Source records: Begin

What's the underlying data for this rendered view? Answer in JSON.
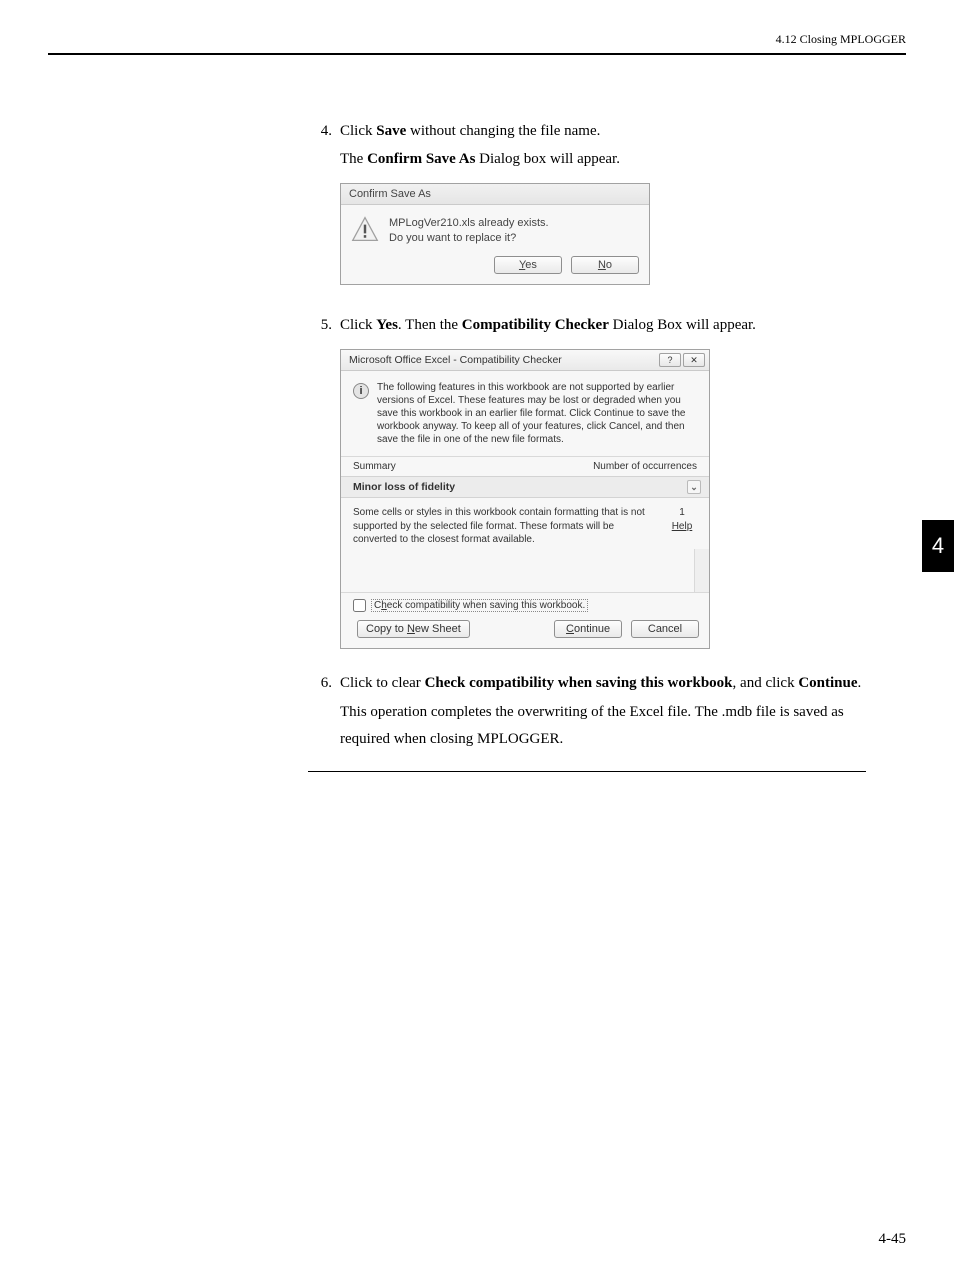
{
  "header": {
    "section": "4.12  Closing MPLOGGER"
  },
  "steps": {
    "s4": {
      "num": "4.",
      "pre": "Click ",
      "bold": "Save",
      "post": " without changing the file name.",
      "sub_pre": "The ",
      "sub_bold": "Confirm Save As",
      "sub_post": " Dialog box will appear."
    },
    "s5": {
      "num": "5.",
      "pre": "Click ",
      "bold1": "Yes",
      "mid": ". Then the ",
      "bold2": "Compatibility Checker",
      "post": " Dialog Box will appear."
    },
    "s6": {
      "num": "6.",
      "pre": "Click to clear ",
      "bold1": "Check compatibility when saving this workbook",
      "mid": ", and click ",
      "bold2": "Continue",
      "post": ".",
      "para": "This operation completes the overwriting of the Excel file. The .mdb file is saved as required when closing MPLOGGER."
    }
  },
  "dlg1": {
    "title": "Confirm Save As",
    "line1": "MPLogVer210.xls already exists.",
    "line2": "Do you want to replace it?",
    "yes": "Yes",
    "no": "No"
  },
  "dlg2": {
    "title": "Microsoft Office Excel - Compatibility Checker",
    "info": "The following features in this workbook are not supported by earlier versions of Excel. These features may be lost or degraded when you save this workbook in an earlier file format. Click Continue to save the workbook anyway. To keep all of your features, click Cancel, and then save the file in one of the new file formats.",
    "summary": "Summary",
    "occ": "Number of occurrences",
    "minor": "Minor loss of fidelity",
    "detail": "Some cells or styles in this workbook contain formatting that is not supported by the selected file format. These formats will be converted to the closest format available.",
    "count": "1",
    "help": "Help",
    "check_label": "Check compatibility when saving this workbook.",
    "copy": "Copy to New Sheet",
    "continue": "Continue",
    "cancel": "Cancel"
  },
  "sidetab": "4",
  "pagenum": "4-45"
}
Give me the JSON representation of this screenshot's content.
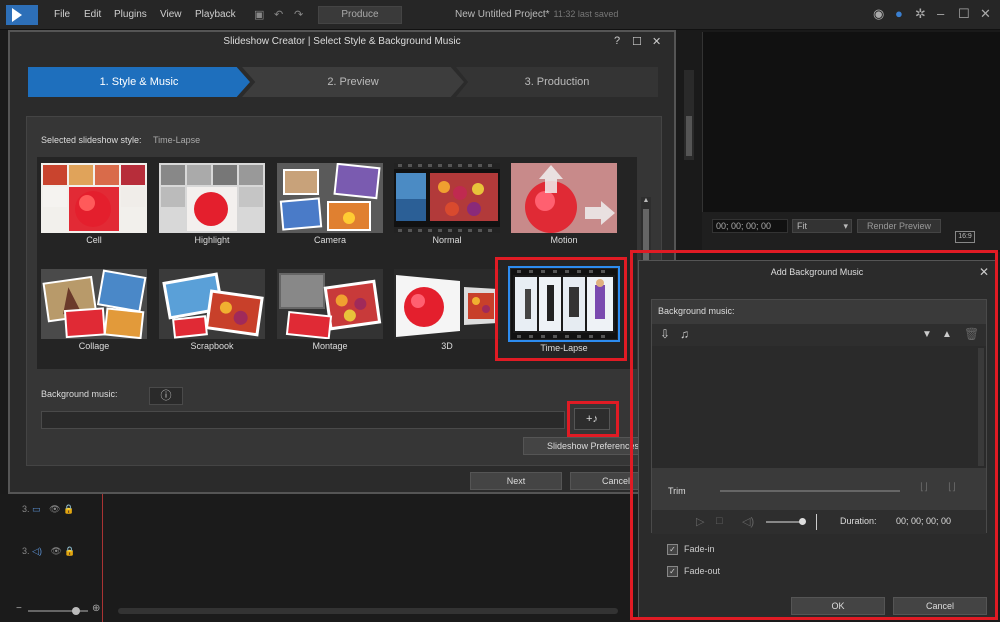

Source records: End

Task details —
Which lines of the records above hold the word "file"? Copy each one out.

Solution to this problem —
      "post": " without changing the file name.",
      "para": "This operation completes the overwriting of the Excel file. The .mdb file is saved as required when closing MPLOGGER."
    "info": "The following features in this workbook are not supported by earlier versions of Excel. These features may be lost or degraded when you save this workbook in an earlier file format. Click Continue to save the workbook anyway. To keep all of your features, click Cancel, and then save the file in one of the new file formats.",
    "detail": "Some cells or styles in this workbook contain formatting that is not supported by the selected file format. These formats will be converted to the closest format available.",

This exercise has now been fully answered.